A verbatim reproduction of every entry is the expected answer.

>>>

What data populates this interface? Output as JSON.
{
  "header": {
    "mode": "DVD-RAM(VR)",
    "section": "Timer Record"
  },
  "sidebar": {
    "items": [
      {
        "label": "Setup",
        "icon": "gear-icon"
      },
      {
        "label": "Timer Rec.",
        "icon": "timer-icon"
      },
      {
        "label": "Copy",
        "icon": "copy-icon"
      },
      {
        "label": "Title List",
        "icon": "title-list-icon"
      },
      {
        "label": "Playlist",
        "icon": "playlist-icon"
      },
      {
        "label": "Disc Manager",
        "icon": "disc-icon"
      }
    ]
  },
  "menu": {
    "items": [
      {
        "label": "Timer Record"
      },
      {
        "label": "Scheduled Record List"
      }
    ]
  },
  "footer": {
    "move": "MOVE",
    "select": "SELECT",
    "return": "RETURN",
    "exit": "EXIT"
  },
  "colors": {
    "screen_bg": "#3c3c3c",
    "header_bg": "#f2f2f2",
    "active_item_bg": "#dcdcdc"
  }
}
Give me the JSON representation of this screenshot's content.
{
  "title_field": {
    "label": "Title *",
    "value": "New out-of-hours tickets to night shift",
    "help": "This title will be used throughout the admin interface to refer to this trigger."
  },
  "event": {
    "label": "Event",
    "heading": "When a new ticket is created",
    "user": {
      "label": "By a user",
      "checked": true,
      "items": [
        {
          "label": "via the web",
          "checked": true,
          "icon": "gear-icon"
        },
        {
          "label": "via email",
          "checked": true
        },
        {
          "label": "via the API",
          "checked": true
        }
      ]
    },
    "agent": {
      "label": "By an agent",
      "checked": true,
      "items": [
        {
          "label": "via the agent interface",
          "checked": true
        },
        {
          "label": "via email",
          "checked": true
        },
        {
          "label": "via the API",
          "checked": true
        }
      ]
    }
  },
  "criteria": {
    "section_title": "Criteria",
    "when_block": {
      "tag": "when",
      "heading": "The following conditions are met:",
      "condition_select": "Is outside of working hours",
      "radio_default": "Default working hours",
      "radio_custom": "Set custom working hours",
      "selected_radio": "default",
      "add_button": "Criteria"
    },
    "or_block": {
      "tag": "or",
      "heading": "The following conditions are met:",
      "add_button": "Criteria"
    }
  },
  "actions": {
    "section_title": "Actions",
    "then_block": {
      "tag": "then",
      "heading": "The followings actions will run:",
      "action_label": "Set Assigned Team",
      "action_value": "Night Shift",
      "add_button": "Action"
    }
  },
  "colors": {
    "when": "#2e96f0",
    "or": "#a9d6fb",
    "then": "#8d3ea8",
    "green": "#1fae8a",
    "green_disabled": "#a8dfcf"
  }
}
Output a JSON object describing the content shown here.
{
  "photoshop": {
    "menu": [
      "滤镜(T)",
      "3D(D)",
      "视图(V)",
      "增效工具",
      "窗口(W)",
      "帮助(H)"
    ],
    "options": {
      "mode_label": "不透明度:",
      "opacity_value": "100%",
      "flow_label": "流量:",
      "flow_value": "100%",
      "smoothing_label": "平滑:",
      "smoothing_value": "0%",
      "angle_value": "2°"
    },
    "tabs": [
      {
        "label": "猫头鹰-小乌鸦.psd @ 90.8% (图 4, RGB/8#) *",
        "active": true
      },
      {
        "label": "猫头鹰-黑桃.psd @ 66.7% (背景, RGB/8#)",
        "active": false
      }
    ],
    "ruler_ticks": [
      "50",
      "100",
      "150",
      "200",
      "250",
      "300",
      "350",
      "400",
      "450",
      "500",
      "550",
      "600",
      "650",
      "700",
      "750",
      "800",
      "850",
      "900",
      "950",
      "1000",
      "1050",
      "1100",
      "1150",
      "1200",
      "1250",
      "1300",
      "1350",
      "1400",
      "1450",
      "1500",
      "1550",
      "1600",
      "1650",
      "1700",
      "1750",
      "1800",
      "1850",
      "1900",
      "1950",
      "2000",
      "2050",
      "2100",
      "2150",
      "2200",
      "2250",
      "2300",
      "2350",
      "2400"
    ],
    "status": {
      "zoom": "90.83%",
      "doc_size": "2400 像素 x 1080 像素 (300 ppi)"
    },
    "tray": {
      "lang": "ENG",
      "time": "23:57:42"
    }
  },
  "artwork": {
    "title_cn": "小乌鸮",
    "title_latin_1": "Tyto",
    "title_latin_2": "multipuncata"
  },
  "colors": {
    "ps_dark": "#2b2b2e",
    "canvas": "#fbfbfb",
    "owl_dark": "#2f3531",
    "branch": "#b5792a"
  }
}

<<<

● **Completed task**
What data populates this interface? Output as JSON.
{
  "header": {
    "mode": "DVD-RAM(VR)",
    "section": "Timer Record"
  },
  "sidebar": {
    "items": [
      {
        "label": "Setup",
        "icon": "gear-icon"
      },
      {
        "label": "Timer Rec.",
        "icon": "timer-icon"
      },
      {
        "label": "Copy",
        "icon": "copy-icon"
      },
      {
        "label": "Title List",
        "icon": "title-list-icon"
      },
      {
        "label": "Playlist",
        "icon": "playlist-icon"
      },
      {
        "label": "Disc Manager",
        "icon": "disc-icon"
      }
    ]
  },
  "menu": {
    "items": [
      {
        "label": "Timer Record"
      },
      {
        "label": "Scheduled Record List"
      }
    ]
  },
  "footer": {
    "move": "MOVE",
    "select": "SELECT",
    "return": "RETURN",
    "exit": "EXIT"
  },
  "colors": {
    "screen_bg": "#3c3c3c",
    "header_bg": "#f2f2f2",
    "active_item_bg": "#dcdcdc"
  }
}
Give me the JSON representation of this screenshot's content.
{
  "title_field": {
    "label": "Title *",
    "value": "New out-of-hours tickets to night shift",
    "help": "This title will be used throughout the admin interface to refer to this trigger."
  },
  "event": {
    "label": "Event",
    "heading": "When a new ticket is created",
    "user": {
      "label": "By a user",
      "checked": true,
      "items": [
        {
          "label": "via the web",
          "checked": true,
          "icon": "gear-icon"
        },
        {
          "label": "via email",
          "checked": true
        },
        {
          "label": "via the API",
          "checked": true
        }
      ]
    },
    "agent": {
      "label": "By an agent",
      "checked": true,
      "items": [
        {
          "label": "via the agent interface",
          "checked": true
        },
        {
          "label": "via email",
          "checked": true
        },
        {
          "label": "via the API",
          "checked": true
        }
      ]
    }
  },
  "criteria": {
    "section_title": "Criteria",
    "when_block": {
      "tag": "when",
      "heading": "The following conditions are met:",
      "condition_select": "Is outside of working hours",
      "radio_default": "Default working hours",
      "radio_custom": "Set custom working hours",
      "selected_radio": "default",
      "add_button": "Criteria"
    },
    "or_block": {
      "tag": "or",
      "heading": "The following conditions are met:",
      "add_button": "Criteria"
    }
  },
  "actions": {
    "section_title": "Actions",
    "then_block": {
      "tag": "then",
      "heading": "The followings actions will run:",
      "action_label": "Set Assigned Team",
      "action_value": "Night Shift",
      "add_button": "Action"
    }
  },
  "colors": {
    "when": "#2e96f0",
    "or": "#a9d6fb",
    "then": "#8d3ea8",
    "green": "#1fae8a",
    "green_disabled": "#a8dfcf"
  }
}
Output a JSON object describing the content shown here.
{
  "photoshop": {
    "menu": [
      "滤镜(T)",
      "3D(D)",
      "视图(V)",
      "增效工具",
      "窗口(W)",
      "帮助(H)"
    ],
    "options": {
      "mode_label": "不透明度:",
      "opacity_value": "100%",
      "flow_label": "流量:",
      "flow_value": "100%",
      "smoothing_label": "平滑:",
      "smoothing_value": "0%",
      "angle_value": "2°"
    },
    "tabs": [
      {
        "label": "猫头鹰-小乌鸦.psd @ 90.8% (图 4, RGB/8#) *",
        "active": true
      },
      {
        "label": "猫头鹰-黑桃.psd @ 66.7% (背景, RGB/8#)",
        "active": false
      }
    ],
    "ruler_ticks": [
      "50",
      "100",
      "150",
      "200",
      "250",
      "300",
      "350",
      "400",
      "450",
      "500",
      "550",
      "600",
      "650",
      "700",
      "750",
      "800",
      "850",
      "900",
      "950",
      "1000",
      "1050",
      "1100",
      "1150",
      "1200",
      "1250",
      "1300",
      "1350",
      "1400",
      "1450",
      "1500",
      "1550",
      "1600",
      "1650",
      "1700",
      "1750",
      "1800",
      "1850",
      "1900",
      "1950",
      "2000",
      "2050",
      "2100",
      "2150",
      "2200",
      "2250",
      "2300",
      "2350",
      "2400"
    ],
    "status": {
      "zoom": "90.83%",
      "doc_size": "2400 像素 x 1080 像素 (300 ppi)"
    },
    "tray": {
      "lang": "ENG",
      "time": "23:57:42"
    }
  },
  "artwork": {
    "title_cn": "小乌鸮",
    "title_latin_1": "Tyto",
    "title_latin_2": "multipuncata"
  },
  "colors": {
    "ps_dark": "#2b2b2e",
    "canvas": "#fbfbfb",
    "owl_dark": "#2f3531",
    "branch": "#b5792a"
  }
}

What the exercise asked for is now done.